Part of the reason why Identity Theft is on the rise and continuing to escalate is because unlike other crimes, there are so many people who do not realize the fact that they are at risk and they live in denial until something happens to them.

Travelers often go to restaurants. Most people would not walk down a dark alley in the middle of the night in a known high crime area because they know it is not safe. They clearly understand the risk involved. It seems really simple.

But these same people will go to a restaurant and at the end of the meal, the waiter gives them the bill. They think nothing of giving their credit card to the waiter who walks away with it. People will sit there at the table completely clueless, unaware of the dangerous risk they just exposed themselves to. They watch their credit cards disappear out of their sight for a few moments after voluntarily giving them to a complete stranger. That is all it takes for a crime to initiate.

Restaurants and any other place of business could have the customers walk up to the cash register and let them give their credit cards to the cashier right over the counter, run the credit cards in front of the customers so it never leaves the customers' sight. It is probably safer to use your credit cards on the internet using secure websites than it is to give it to a waiter to pay your restaurant bill, who walks away with it for a period of time.

Do you to call on the phone to book your reservations for your airline ticket, hotel, cruise, or car rental and you give your credit card information over the phone?

First the obvious, you know it is not safe to give your credit card information to a telemarketer who is a total stranger and calls you at your home.

But do you know the risk of calling a company yourself to place any kind of an order and giving your credit card information over the phone?

This may be less obvious. Telemarketing is the easiest job anybody can get. Positions are for both inbound and outbound calls. Even with no experience, you can still walk into a company in the morning and all you have to show is some enthusiasm, motivation, the ability to read a sales script, knowledge of some basic computer skills and you may be working on the phones the same day.

It is not unusual that there is no criminal background check, no personal reference check, no employment history check, no drug screening test AND in many cases the people working as telemarketers are not always employees, they are often times working as Independent Contractors. Also, there is often a very high turn over rate at call centers.
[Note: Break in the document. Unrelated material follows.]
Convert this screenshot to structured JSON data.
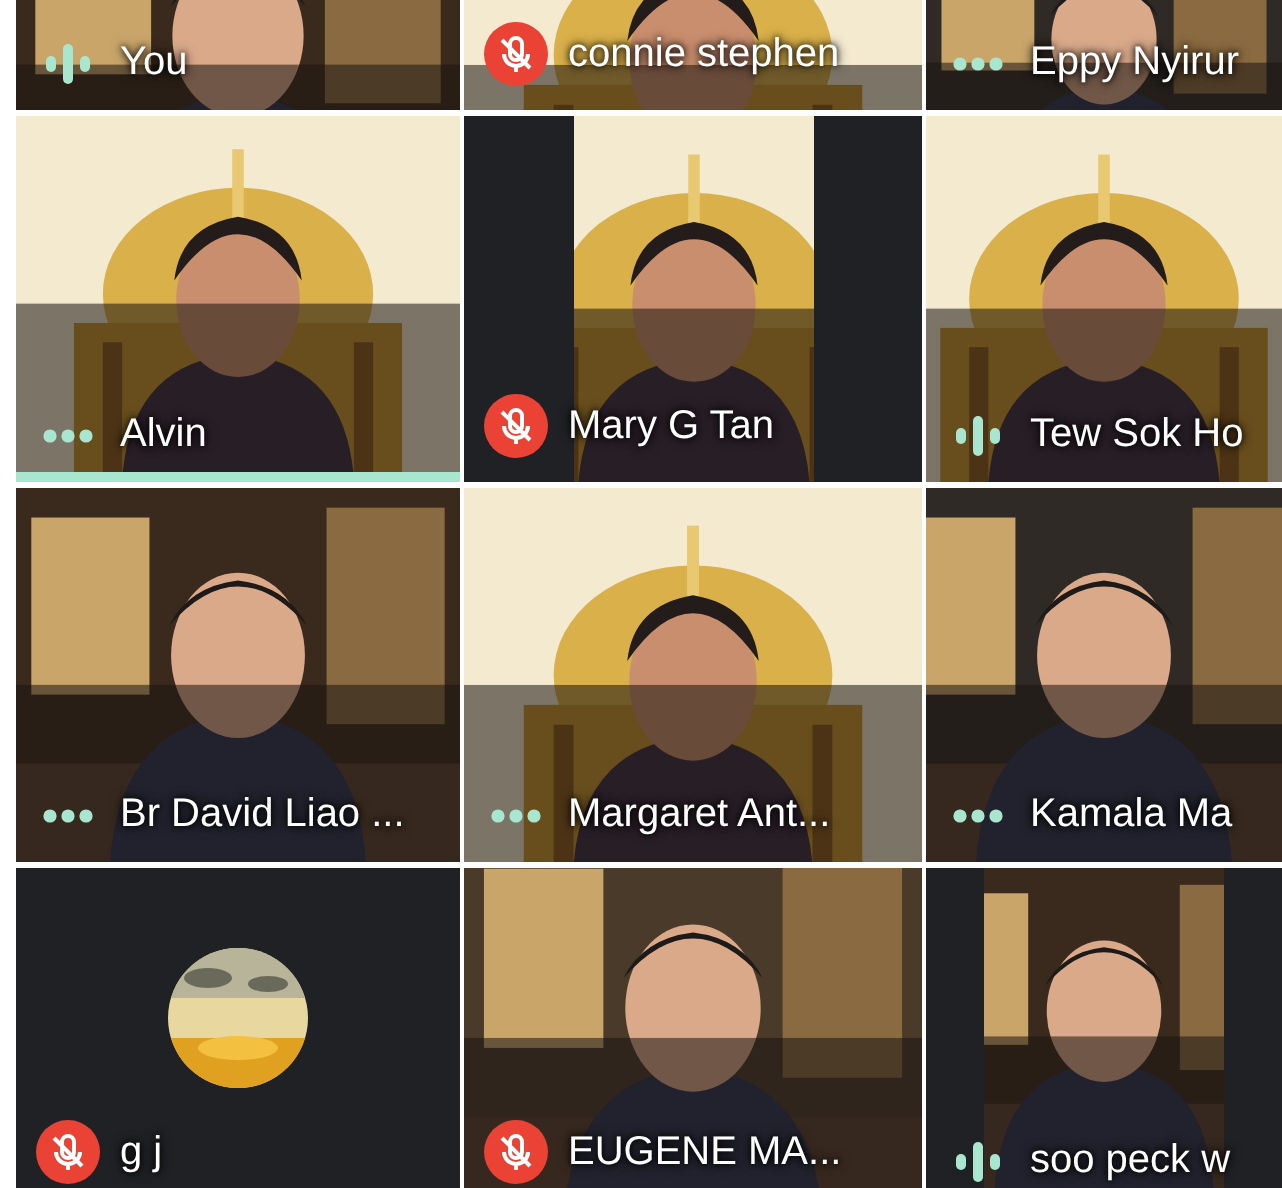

So what does all of this have to do with you as a traveler? You could be giving your credit card information to people who have unknown backgrounds and highly questionable integrity and character. They may be long gone by the time you realize that anything is wrong and you find yourself dealing with all kinds of credit problems. The bottom line is, nobody is completely safe. When it comes to Identity Theft, you cannot entirely control whether you will become a victim. But there are certain protection steps travelers can take toward prevention and to minimize your risks. Be sure to take all safety precautions.

Use a firewall on your computer. Monitor your credit on regular bases for any unusual and/or questionable activity. You should be able to understand credit report or have a Fraud Specialist assist you with identifying and alerting you to fraud issues. It is safer for you to know rather than to guess. That way you can detect and respond quickly to fraudulent activity.

If somebody does manage to steal your identity, then you need to find out about it in the earliest stages possible so you can take immediate action before things get completely out of control and you can get your life back to normal as soon as possible.

About the author:

Stephanie Gibbs created http://www.travelcheaphotline.com to educate people about Travel Safety for crime prevention and provide solutions with a FREE Travel Safety List available to be printed right off the website. It also promotes fun & amazing offers for people with low limited budgets.